Stroman creates Bloom's fantastical adventures through a combination of old-world stagecraft and cutting-edge technology. For instance, an onstage river is constructed of wood planks, and then transformed through digital magic. That juxtaposition "is what the show is about — what's real and what's fantasy."
Like the story's wandering hero, Stroman had a youthful adventure of her own. It's not a Big Fish story, but it's close. "It was my last year of college — I went to the University of Delaware — and a girlfriend and I decided to drive across country. We went to one of those companies where you courier someone's car and got this big black Cadillac. We were supposed to go straight across the country, but of course we went way up and down, up and down. We got to San Francisco and realized we didn't have any money. We couldn't even get back home. So I went down to Fisherman's Wharf and I saw a trombone player with a hat making some money and a man who called himself the Human Jukebox with a refrigerator box over his head — you'd stick a quarter in and he'd sing a song from inside the box. And I thought, 'Oh, we could do this.' So I went up to a one-man band who had a banjo, and cymbals between his knees, and a drum on his back, and a harmonica, and I said, 'How would you like to have two blondes in front of you tap dancing?' And he said, 'Sure.'"
Stroman created routines, and she and her friend spent the rest of the summer panhandling on Fisherman's Wharf. "We would make 80 dollars an hour," she says. "Then someone from the Johnny Carson show saw us and flew us down for the segment [in which] Johnny would ask who has talent in the audience and there would be people who'd do bird calls and things. So he called on us, and Doc Severinsen struck up 'Little Brown Jug' while we tap-danced on the stairs in the aisle. And we won a steak dinner."
After college, Stroman moved to New York intent on becoming a director and choreographer, but continued to hoof it onstage. One of her first jobs was performing in the touring company of the original Bob Fosse production of Chicago. Her big break as a choreographer came over a decade later, when she co-created the Off-Broadway Kander and Ebb revue And the World Goes 'Round, beginning a relationship with the legendary songwriting team that would continue up to the artistic triumph of The Scottsboro Boys.
Her first foray directing on Broadway came with her imaginative re-telling of The Music Man, which concerned the kind of man Stroman knew best — the salesman who could sell anything to anyone. "[My father] would always say: 'You can rule the world with a bottle of Listerine and a thesaurus,'" Stroman recalled. So when Big Fish came her way, "I knew exactly what kind of man this show would swirl around."

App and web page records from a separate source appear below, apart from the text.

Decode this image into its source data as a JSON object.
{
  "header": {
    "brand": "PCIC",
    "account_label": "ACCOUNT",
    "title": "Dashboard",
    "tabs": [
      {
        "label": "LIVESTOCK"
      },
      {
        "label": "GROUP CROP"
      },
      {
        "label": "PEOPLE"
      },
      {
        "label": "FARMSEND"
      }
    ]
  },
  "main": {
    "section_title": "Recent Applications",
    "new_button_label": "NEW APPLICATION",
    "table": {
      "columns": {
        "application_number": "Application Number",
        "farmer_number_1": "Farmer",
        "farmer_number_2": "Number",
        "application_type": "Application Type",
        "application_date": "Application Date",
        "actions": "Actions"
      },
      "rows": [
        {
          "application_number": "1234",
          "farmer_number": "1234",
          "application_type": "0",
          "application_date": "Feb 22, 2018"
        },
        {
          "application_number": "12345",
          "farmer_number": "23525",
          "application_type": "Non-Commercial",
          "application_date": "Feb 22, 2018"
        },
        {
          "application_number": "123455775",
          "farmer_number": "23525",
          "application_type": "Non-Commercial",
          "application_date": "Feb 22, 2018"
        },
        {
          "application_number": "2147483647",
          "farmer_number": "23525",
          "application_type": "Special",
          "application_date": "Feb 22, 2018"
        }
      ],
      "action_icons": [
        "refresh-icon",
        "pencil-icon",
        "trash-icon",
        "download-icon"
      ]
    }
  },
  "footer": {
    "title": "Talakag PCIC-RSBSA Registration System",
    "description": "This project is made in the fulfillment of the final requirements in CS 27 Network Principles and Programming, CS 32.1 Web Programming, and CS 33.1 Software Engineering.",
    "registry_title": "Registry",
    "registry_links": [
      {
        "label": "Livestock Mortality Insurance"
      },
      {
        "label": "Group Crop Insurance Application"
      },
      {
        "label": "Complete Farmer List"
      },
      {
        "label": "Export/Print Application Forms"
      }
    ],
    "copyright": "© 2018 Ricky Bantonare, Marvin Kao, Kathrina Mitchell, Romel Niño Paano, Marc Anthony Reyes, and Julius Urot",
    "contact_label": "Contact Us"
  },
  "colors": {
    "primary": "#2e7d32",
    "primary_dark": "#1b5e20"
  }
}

Charles Stroman remained healthy to the day he died in 2003 at the age of 86, having lived long enough to see that production of The Music Man and his daughter's triumph with another tribute to loveable hucksters, The Producers. "When he introduced to me, at a very young age, his passion for music, he never expected it to take the journey it did.
"He would have recognized himself in Big Fish," Stroman added, "and he would have loved it."